## Work instruction:
Output the number of lines in the material below containing "Condiments" and nothing more.

[Data in this exercise — start]

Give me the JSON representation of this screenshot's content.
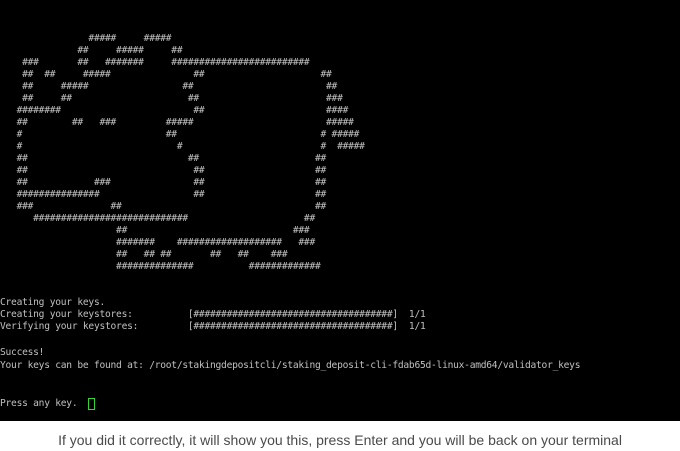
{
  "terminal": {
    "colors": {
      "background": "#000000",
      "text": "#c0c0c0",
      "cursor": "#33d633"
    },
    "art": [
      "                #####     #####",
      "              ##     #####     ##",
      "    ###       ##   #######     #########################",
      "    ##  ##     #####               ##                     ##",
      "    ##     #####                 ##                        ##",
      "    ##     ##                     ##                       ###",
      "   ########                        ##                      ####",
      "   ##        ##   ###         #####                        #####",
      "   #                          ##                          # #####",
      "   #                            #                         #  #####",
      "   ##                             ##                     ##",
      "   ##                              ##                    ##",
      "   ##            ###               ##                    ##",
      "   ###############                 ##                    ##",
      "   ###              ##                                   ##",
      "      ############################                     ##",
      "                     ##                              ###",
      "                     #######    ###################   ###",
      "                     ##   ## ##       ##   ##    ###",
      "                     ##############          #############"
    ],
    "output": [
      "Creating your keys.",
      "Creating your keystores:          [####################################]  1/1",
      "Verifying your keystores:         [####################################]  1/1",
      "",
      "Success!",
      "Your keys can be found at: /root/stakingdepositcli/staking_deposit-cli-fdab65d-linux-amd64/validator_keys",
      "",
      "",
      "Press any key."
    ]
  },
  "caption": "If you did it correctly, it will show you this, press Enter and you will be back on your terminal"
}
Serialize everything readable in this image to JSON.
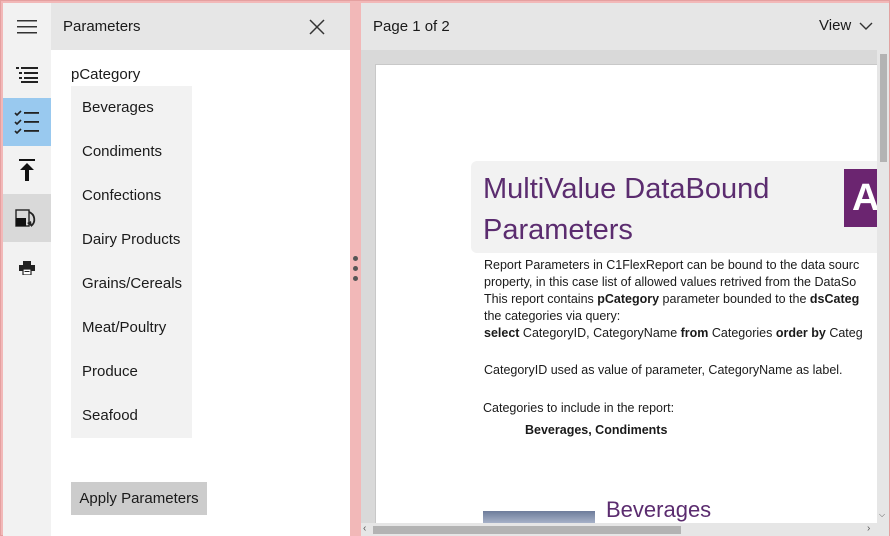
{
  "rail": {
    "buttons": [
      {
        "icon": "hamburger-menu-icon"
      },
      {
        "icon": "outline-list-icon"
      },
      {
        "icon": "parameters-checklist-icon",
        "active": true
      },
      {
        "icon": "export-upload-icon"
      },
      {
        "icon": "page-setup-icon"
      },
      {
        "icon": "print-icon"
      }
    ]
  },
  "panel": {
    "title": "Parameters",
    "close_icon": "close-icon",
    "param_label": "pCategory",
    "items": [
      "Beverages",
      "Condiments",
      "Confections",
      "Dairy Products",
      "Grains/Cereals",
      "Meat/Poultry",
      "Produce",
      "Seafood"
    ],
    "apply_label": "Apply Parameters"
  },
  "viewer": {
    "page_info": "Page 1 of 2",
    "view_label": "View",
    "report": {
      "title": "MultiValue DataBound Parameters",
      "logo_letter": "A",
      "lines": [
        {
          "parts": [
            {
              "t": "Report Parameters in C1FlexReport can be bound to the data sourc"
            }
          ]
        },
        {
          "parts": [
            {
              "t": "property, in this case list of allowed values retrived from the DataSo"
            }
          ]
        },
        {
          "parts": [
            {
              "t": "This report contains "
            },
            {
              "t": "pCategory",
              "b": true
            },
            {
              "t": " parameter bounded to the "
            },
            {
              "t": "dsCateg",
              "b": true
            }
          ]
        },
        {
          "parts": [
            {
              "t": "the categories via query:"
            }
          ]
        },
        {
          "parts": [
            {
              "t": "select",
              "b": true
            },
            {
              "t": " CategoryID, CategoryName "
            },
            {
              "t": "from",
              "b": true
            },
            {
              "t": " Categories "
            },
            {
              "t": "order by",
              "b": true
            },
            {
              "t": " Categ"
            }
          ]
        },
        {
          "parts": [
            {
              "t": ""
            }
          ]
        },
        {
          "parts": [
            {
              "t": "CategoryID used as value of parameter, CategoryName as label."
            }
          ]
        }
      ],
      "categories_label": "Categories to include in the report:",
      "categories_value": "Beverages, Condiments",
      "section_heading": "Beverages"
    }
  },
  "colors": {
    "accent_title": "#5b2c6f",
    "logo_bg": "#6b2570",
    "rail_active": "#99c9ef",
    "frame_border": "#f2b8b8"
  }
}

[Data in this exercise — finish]

## Solved exercise:
2